→ SOURCE MATERIAL:
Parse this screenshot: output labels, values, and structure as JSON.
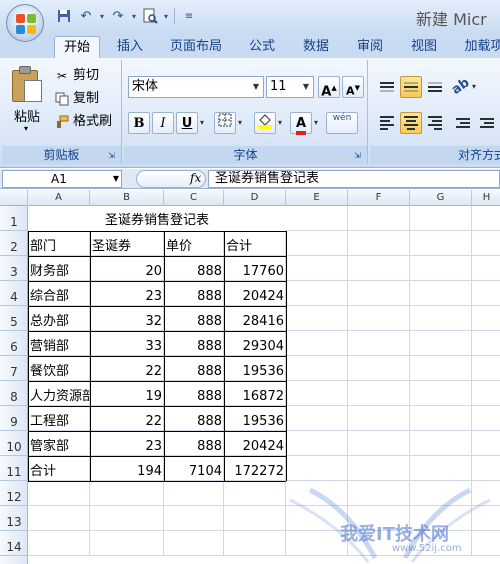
{
  "window": {
    "title": "新建 Micr"
  },
  "tabs": [
    "开始",
    "插入",
    "页面布局",
    "公式",
    "数据",
    "审阅",
    "视图",
    "加载项"
  ],
  "clipboard": {
    "paste": "粘贴",
    "cut": "剪切",
    "copy": "复制",
    "format_painter": "格式刷",
    "group_label": "剪贴板"
  },
  "font": {
    "name": "宋体",
    "size": "11",
    "bold": "B",
    "italic": "I",
    "underline": "U",
    "phonetic": "wén",
    "group_label": "字体"
  },
  "alignment": {
    "group_label": "对齐方式"
  },
  "formula_bar": {
    "cell_ref": "A1",
    "fx": "fx",
    "formula": "圣诞券销售登记表"
  },
  "sheet": {
    "columns": [
      "A",
      "B",
      "C",
      "D",
      "E",
      "F",
      "G",
      "H"
    ],
    "rows": [
      "1",
      "2",
      "3",
      "4",
      "5",
      "6",
      "7",
      "8",
      "9",
      "10",
      "11",
      "12",
      "13",
      "14"
    ],
    "table_title": "圣诞券销售登记表",
    "headers": [
      "部门",
      "圣诞券",
      "单价",
      "合计"
    ],
    "data": [
      [
        "财务部",
        "20",
        "888",
        "17760"
      ],
      [
        "综合部",
        "23",
        "888",
        "20424"
      ],
      [
        "总办部",
        "32",
        "888",
        "28416"
      ],
      [
        "营销部",
        "33",
        "888",
        "29304"
      ],
      [
        "餐饮部",
        "22",
        "888",
        "19536"
      ],
      [
        "人力资源部",
        "19",
        "888",
        "16872"
      ],
      [
        "工程部",
        "22",
        "888",
        "19536"
      ],
      [
        "管家部",
        "23",
        "888",
        "20424"
      ]
    ],
    "total": [
      "合计",
      "194",
      "7104",
      "172272"
    ]
  },
  "watermark": {
    "text": "我爱IT技术网",
    "url": "www.52ij.com"
  }
}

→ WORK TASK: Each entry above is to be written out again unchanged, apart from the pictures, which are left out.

→ ANSWER TO THIS TASK:
Parse this screenshot: output labels, values, and structure as JSON.
{
  "window": {
    "title": "新建 Micr"
  },
  "tabs": [
    "开始",
    "插入",
    "页面布局",
    "公式",
    "数据",
    "审阅",
    "视图",
    "加载项"
  ],
  "clipboard": {
    "paste": "粘贴",
    "cut": "剪切",
    "copy": "复制",
    "format_painter": "格式刷",
    "group_label": "剪贴板"
  },
  "font": {
    "name": "宋体",
    "size": "11",
    "bold": "B",
    "italic": "I",
    "underline": "U",
    "phonetic": "wén",
    "group_label": "字体"
  },
  "alignment": {
    "group_label": "对齐方式"
  },
  "formula_bar": {
    "cell_ref": "A1",
    "fx": "fx",
    "formula": "圣诞券销售登记表"
  },
  "sheet": {
    "columns": [
      "A",
      "B",
      "C",
      "D",
      "E",
      "F",
      "G",
      "H"
    ],
    "rows": [
      "1",
      "2",
      "3",
      "4",
      "5",
      "6",
      "7",
      "8",
      "9",
      "10",
      "11",
      "12",
      "13",
      "14"
    ],
    "table_title": "圣诞券销售登记表",
    "headers": [
      "部门",
      "圣诞券",
      "单价",
      "合计"
    ],
    "data": [
      [
        "财务部",
        "20",
        "888",
        "17760"
      ],
      [
        "综合部",
        "23",
        "888",
        "20424"
      ],
      [
        "总办部",
        "32",
        "888",
        "28416"
      ],
      [
        "营销部",
        "33",
        "888",
        "29304"
      ],
      [
        "餐饮部",
        "22",
        "888",
        "19536"
      ],
      [
        "人力资源部",
        "19",
        "888",
        "16872"
      ],
      [
        "工程部",
        "22",
        "888",
        "19536"
      ],
      [
        "管家部",
        "23",
        "888",
        "20424"
      ]
    ],
    "total": [
      "合计",
      "194",
      "7104",
      "172272"
    ]
  },
  "watermark": {
    "text": "我爱IT技术网",
    "url": "www.52ij.com"
  }
}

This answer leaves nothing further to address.